(Element data from apps and pages)

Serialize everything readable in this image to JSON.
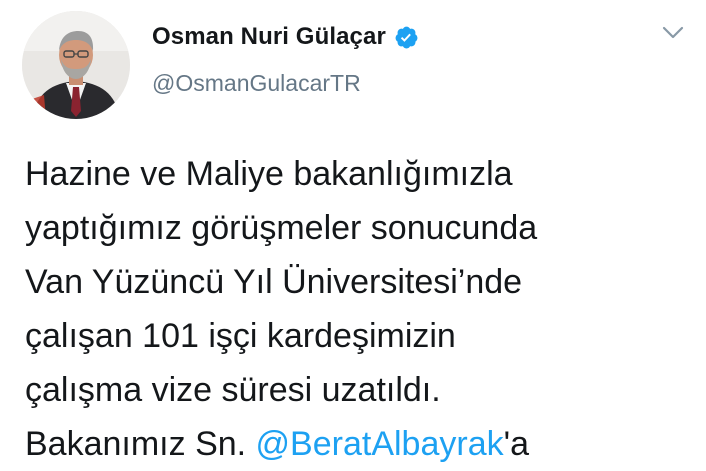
{
  "author": {
    "display_name": "Osman Nuri Gülaçar",
    "handle": "@OsmanGulacarTR",
    "verified": true,
    "avatar_icon": "profile-photo"
  },
  "tweet": {
    "lines": [
      "Hazine ve Maliye bakanlığımızla",
      "yaptığımız görüşmeler sonucunda",
      "Van Yüzüncü Yıl Üniversitesi’nde",
      "çalışan 101 işçi kardeşimizin",
      "çalışma vize süresi uzatıldı."
    ],
    "partial_line": {
      "text_before": "Bakanımız Sn. ",
      "mention": "@BeratAlbayrak",
      "text_after": "'a"
    }
  },
  "menu": {
    "icon": "chevron-down-icon"
  },
  "colors": {
    "verified_badge": "#1da1f2",
    "mention": "#1da1f2",
    "handle": "#657786",
    "text": "#14171a"
  }
}
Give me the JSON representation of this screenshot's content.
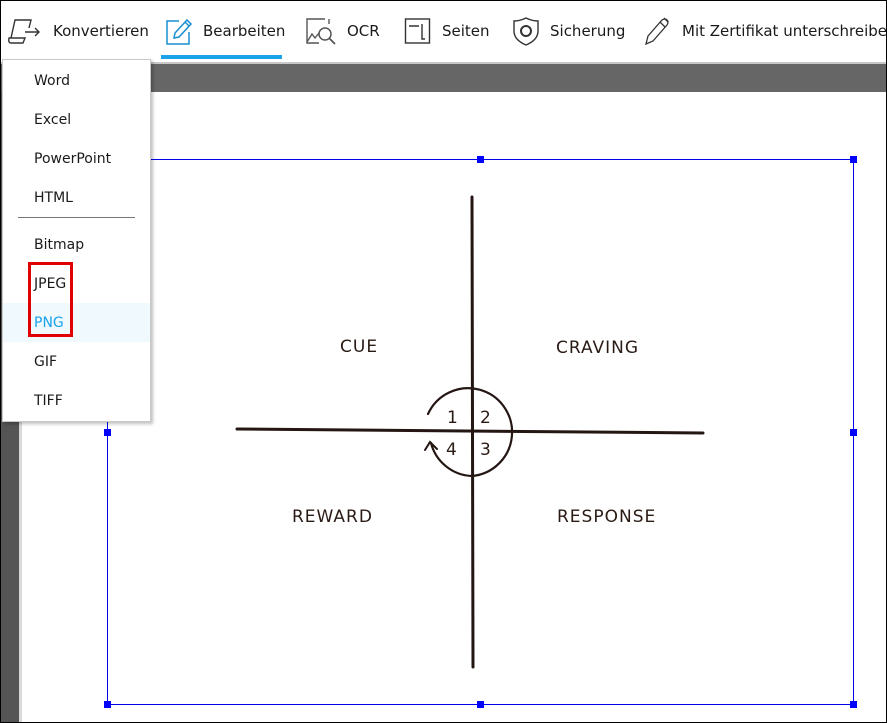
{
  "toolbar": {
    "items": [
      {
        "id": "konvertieren",
        "label": "Konvertieren",
        "icon": "convert-icon",
        "active": false
      },
      {
        "id": "bearbeiten",
        "label": "Bearbeiten",
        "icon": "edit-pencil-icon",
        "active": true
      },
      {
        "id": "ocr",
        "label": "OCR",
        "icon": "ocr-image-search-icon",
        "active": false
      },
      {
        "id": "seiten",
        "label": "Seiten",
        "icon": "pages-icon",
        "active": false
      },
      {
        "id": "sicherung",
        "label": "Sicherung",
        "icon": "shield-icon",
        "active": false
      },
      {
        "id": "zertifikat",
        "label": "Mit Zertifikat unterschreiben",
        "icon": "pen-sign-icon",
        "active": false
      }
    ],
    "accent_color": "#1aa3e8"
  },
  "convert_menu": {
    "items": [
      {
        "label": "Word"
      },
      {
        "label": "Excel"
      },
      {
        "label": "PowerPoint"
      },
      {
        "label": "HTML"
      },
      {
        "label": "Bitmap"
      },
      {
        "label": "JPEG"
      },
      {
        "label": "PNG",
        "hovered": true
      },
      {
        "label": "GIF"
      },
      {
        "label": "TIFF"
      }
    ],
    "highlight_box_color": "#e00000",
    "highlighted_items": [
      "JPEG",
      "PNG"
    ]
  },
  "document": {
    "selection_color": "#0000ff",
    "diagram": {
      "quadrant_labels": {
        "top_left": "CUE",
        "top_right": "CRAVING",
        "bottom_right": "RESPONSE",
        "bottom_left": "REWARD"
      },
      "cycle_numbers": {
        "q1": "1",
        "q2": "2",
        "q3": "3",
        "q4": "4"
      }
    }
  }
}
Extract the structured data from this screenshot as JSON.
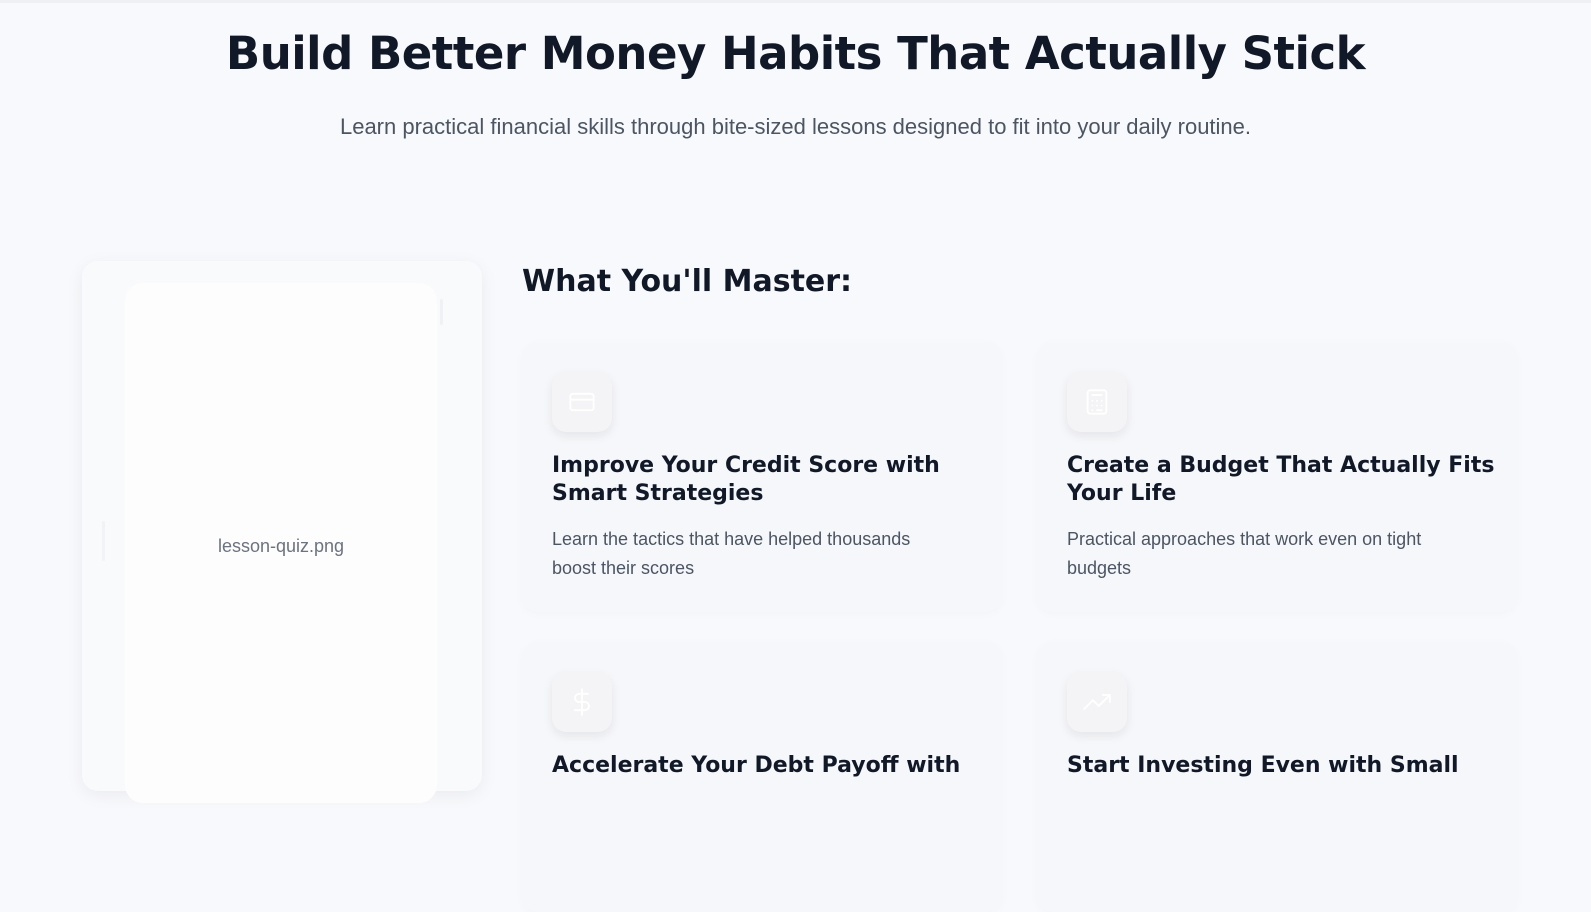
{
  "hero": {
    "title": "Build Better Money Habits That Actually Stick",
    "subtitle": "Learn practical financial skills through bite-sized lessons designed to fit into your daily routine."
  },
  "preview": {
    "image_label": "lesson-quiz.png"
  },
  "features": {
    "heading": "What You'll Master:",
    "items": [
      {
        "icon": "credit-card-icon",
        "title": "Improve Your Credit Score with Smart Strategies",
        "description": "Learn the tactics that have helped thousands boost their scores"
      },
      {
        "icon": "calculator-icon",
        "title": "Create a Budget That Actually Fits Your Life",
        "description": "Practical approaches that work even on tight budgets"
      },
      {
        "icon": "dollar-icon",
        "title": "Accelerate Your Debt Payoff with",
        "description": ""
      },
      {
        "icon": "trending-up-icon",
        "title": "Start Investing Even with Small",
        "description": ""
      }
    ]
  },
  "colors": {
    "background": "#f8f9fc",
    "heading": "#111827",
    "body_text": "#4b5563",
    "muted_text": "#6b7280",
    "icon_stroke": "#ffffff"
  }
}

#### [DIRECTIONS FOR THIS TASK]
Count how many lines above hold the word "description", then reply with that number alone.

#### [YOUR SOLUTION]
4